Nov 24 Inside the Castle (II) M Kitchell, In the Desert of Mute Squares (2018)

John Trefry, Apparitions of the Living (2018)

Dec 1 Calamari Press Laura Ellen Joyce, The Luminol Reels (2014)

J’Lyn Chapman, Beastlife (2015)

Dec 8 Tangerine Press Willow & Scotthorne (eds.), Writing Utopia 2020

Dec 15 Expat Press Manuel Marrero, Thousands of Lies (2015) bibles @appropouture, The Better Face of Fascism (2018)

Dec 22 Sublunary Editions Joshua Rothes, The Art of the Great Dictators (2019)

Kyle Coma-Thompson & Tristan Foster, 926 Years (2020)

Jan 5 Concluding Discussion


In view of the current developments in the COVID-19 pandemic, the seminar will at some/early point start taking place via an online platform (preferably Zoom). The same participation and assessment rules will remain in place.


All of the primary reading will be available from the faculty Moodle system for the students to study as part of their weekly readings.


Each student will prepare 3 brief “review”-type book presentations during the semester, hopefully in tandem with a colleague. With all texts extending 200 pages, the presenter will assign (via email) a 50-page excerpt of passages to read for the rest of the class in reasonable advance (by Friday previous). The rest of the class will read the excerpts and come to class ready to discuss them.

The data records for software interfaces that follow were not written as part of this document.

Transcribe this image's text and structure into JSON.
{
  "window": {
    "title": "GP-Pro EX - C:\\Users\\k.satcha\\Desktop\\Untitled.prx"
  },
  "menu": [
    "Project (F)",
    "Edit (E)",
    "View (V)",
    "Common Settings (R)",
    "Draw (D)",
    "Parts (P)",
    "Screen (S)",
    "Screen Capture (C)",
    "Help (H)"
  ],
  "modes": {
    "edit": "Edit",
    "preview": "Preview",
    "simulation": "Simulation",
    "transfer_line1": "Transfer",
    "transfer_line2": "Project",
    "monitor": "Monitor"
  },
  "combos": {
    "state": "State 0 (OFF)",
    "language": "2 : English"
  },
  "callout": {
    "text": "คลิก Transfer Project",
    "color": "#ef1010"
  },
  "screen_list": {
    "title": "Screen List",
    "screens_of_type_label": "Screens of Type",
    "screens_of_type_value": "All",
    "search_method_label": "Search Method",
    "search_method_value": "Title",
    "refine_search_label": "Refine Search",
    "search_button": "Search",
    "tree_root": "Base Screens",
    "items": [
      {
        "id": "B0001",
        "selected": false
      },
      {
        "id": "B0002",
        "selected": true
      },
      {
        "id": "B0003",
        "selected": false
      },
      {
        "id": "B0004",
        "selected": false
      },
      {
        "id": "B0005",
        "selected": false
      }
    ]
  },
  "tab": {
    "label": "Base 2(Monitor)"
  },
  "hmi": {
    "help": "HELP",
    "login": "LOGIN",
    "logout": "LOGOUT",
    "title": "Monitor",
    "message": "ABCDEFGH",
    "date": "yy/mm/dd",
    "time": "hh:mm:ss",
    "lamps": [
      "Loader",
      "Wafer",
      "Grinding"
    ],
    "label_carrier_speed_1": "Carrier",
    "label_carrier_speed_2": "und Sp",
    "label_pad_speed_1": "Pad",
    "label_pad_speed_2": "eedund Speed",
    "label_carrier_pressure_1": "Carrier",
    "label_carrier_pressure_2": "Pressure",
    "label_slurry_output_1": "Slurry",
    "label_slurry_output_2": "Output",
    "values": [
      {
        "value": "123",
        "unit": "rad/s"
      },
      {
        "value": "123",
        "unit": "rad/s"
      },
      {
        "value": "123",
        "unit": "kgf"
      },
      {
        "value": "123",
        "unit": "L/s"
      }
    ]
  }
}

The final seminar paper shall have the scope of 2,500 words (for a non-graded paper), or 4,000 words (for a graded paper) and will be due by the end of January 2021. Individual deadline extensions are possible but need to be discussed with the lecturer in reasonable advance.

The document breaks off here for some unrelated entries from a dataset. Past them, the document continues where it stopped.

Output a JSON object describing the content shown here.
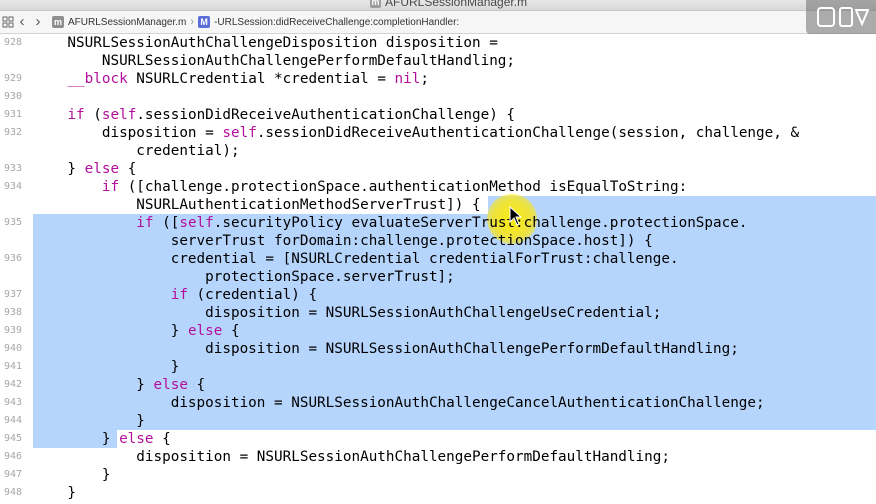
{
  "window": {
    "title": "AFURLSessionManager.m",
    "file_badge": "m"
  },
  "jumpbar": {
    "file_badge": "m",
    "file": "AFURLSessionManager.m",
    "method_badge": "M",
    "method": "-URLSession:didReceiveChallenge:completionHandler:",
    "back_glyph": "‹",
    "forward_glyph": "›",
    "separator": "›"
  },
  "colors": {
    "keyword": "#b40f9c",
    "selection": "#b6d5fc",
    "highlight": "#ffe600",
    "line_number": "#a6a6a6"
  },
  "editor": {
    "lines": [
      {
        "num": "928",
        "segments": [
          {
            "text": "    NSURLSessionAuthChallengeDisposition disposition =",
            "k": false
          }
        ]
      },
      {
        "num": "",
        "segments": [
          {
            "text": "        NSURLSessionAuthChallengePerformDefaultHandling;",
            "k": false
          }
        ]
      },
      {
        "num": "929",
        "segments": [
          {
            "text": "    ",
            "k": false
          },
          {
            "text": "__block",
            "k": true
          },
          {
            "text": " NSURLCredential *credential = ",
            "k": false
          },
          {
            "text": "nil",
            "k": true
          },
          {
            "text": ";",
            "k": false
          }
        ]
      },
      {
        "num": "930",
        "segments": []
      },
      {
        "num": "931",
        "segments": [
          {
            "text": "    ",
            "k": false
          },
          {
            "text": "if",
            "k": true
          },
          {
            "text": " (",
            "k": false
          },
          {
            "text": "self",
            "k": true
          },
          {
            "text": ".sessionDidReceiveAuthenticationChallenge) {",
            "k": false
          }
        ]
      },
      {
        "num": "932",
        "segments": [
          {
            "text": "        disposition = ",
            "k": false
          },
          {
            "text": "self",
            "k": true
          },
          {
            "text": ".sessionDidReceiveAuthenticationChallenge(session, challenge, &",
            "k": false
          }
        ]
      },
      {
        "num": "",
        "segments": [
          {
            "text": "            credential);",
            "k": false
          }
        ]
      },
      {
        "num": "933",
        "segments": [
          {
            "text": "    } ",
            "k": false
          },
          {
            "text": "else",
            "k": true
          },
          {
            "text": " {",
            "k": false
          }
        ]
      },
      {
        "num": "934",
        "segments": [
          {
            "text": "        ",
            "k": false
          },
          {
            "text": "if",
            "k": true
          },
          {
            "text": " ([challenge.protectionSpace.authenticationMethod isEqualToString:",
            "k": false
          }
        ]
      },
      {
        "num": "",
        "segments": [
          {
            "text": "            NSURLAuthenticationMethodServerTrust]) {",
            "k": false
          }
        ]
      },
      {
        "num": "935",
        "segments": [
          {
            "text": "            ",
            "k": false
          },
          {
            "text": "if",
            "k": true
          },
          {
            "text": " ([",
            "k": false
          },
          {
            "text": "self",
            "k": true
          },
          {
            "text": ".securityPolicy evaluateServerTrust:challenge.protectionSpace.",
            "k": false
          }
        ]
      },
      {
        "num": "",
        "segments": [
          {
            "text": "                serverTrust forDomain:challenge.protectionSpace.host]) {",
            "k": false
          }
        ]
      },
      {
        "num": "936",
        "segments": [
          {
            "text": "                credential = [NSURLCredential credentialForTrust:challenge.",
            "k": false
          }
        ]
      },
      {
        "num": "",
        "segments": [
          {
            "text": "                    protectionSpace.serverTrust];",
            "k": false
          }
        ]
      },
      {
        "num": "937",
        "segments": [
          {
            "text": "                ",
            "k": false
          },
          {
            "text": "if",
            "k": true
          },
          {
            "text": " (credential) {",
            "k": false
          }
        ]
      },
      {
        "num": "938",
        "segments": [
          {
            "text": "                    disposition = NSURLSessionAuthChallengeUseCredential;",
            "k": false
          }
        ]
      },
      {
        "num": "939",
        "segments": [
          {
            "text": "                } ",
            "k": false
          },
          {
            "text": "else",
            "k": true
          },
          {
            "text": " {",
            "k": false
          }
        ]
      },
      {
        "num": "940",
        "segments": [
          {
            "text": "                    disposition = NSURLSessionAuthChallengePerformDefaultHandling;",
            "k": false
          }
        ]
      },
      {
        "num": "941",
        "segments": [
          {
            "text": "                }",
            "k": false
          }
        ]
      },
      {
        "num": "942",
        "segments": [
          {
            "text": "            } ",
            "k": false
          },
          {
            "text": "else",
            "k": true
          },
          {
            "text": " {",
            "k": false
          }
        ]
      },
      {
        "num": "943",
        "segments": [
          {
            "text": "                disposition = NSURLSessionAuthChallengeCancelAuthenticationChallenge;",
            "k": false
          }
        ]
      },
      {
        "num": "944",
        "segments": [
          {
            "text": "            }",
            "k": false
          }
        ]
      },
      {
        "num": "945",
        "segments": [
          {
            "text": "        } ",
            "k": false
          },
          {
            "text": "else",
            "k": true
          },
          {
            "text": " {",
            "k": false
          }
        ]
      },
      {
        "num": "946",
        "segments": [
          {
            "text": "            disposition = NSURLSessionAuthChallengePerformDefaultHandling;",
            "k": false
          }
        ]
      },
      {
        "num": "947",
        "segments": [
          {
            "text": "        }",
            "k": false
          }
        ]
      },
      {
        "num": "948",
        "segments": [
          {
            "text": "    }",
            "k": false
          }
        ]
      }
    ]
  }
}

N.B.1 Students need to discuss their final paper topics, bibliography, etc. with the lecturer ahead of the end of the course, i.e. in mid-December.


Students will be given their credit for presence at, and active participation in, a minimum 10 sessions of 12 total (30%), and the concluding roundtable (30%) & their final paper (40%).

N.B.1 Due to Departmental policy, only MA students are allowed to enroll for the graded paper credit option.

N.B.2 for Erasmus students: you can only enroll for the non-graded/Zápočet credit option; however, should your home university demand it, you can consequently receive a “grade” for your overall performance.

Study programmes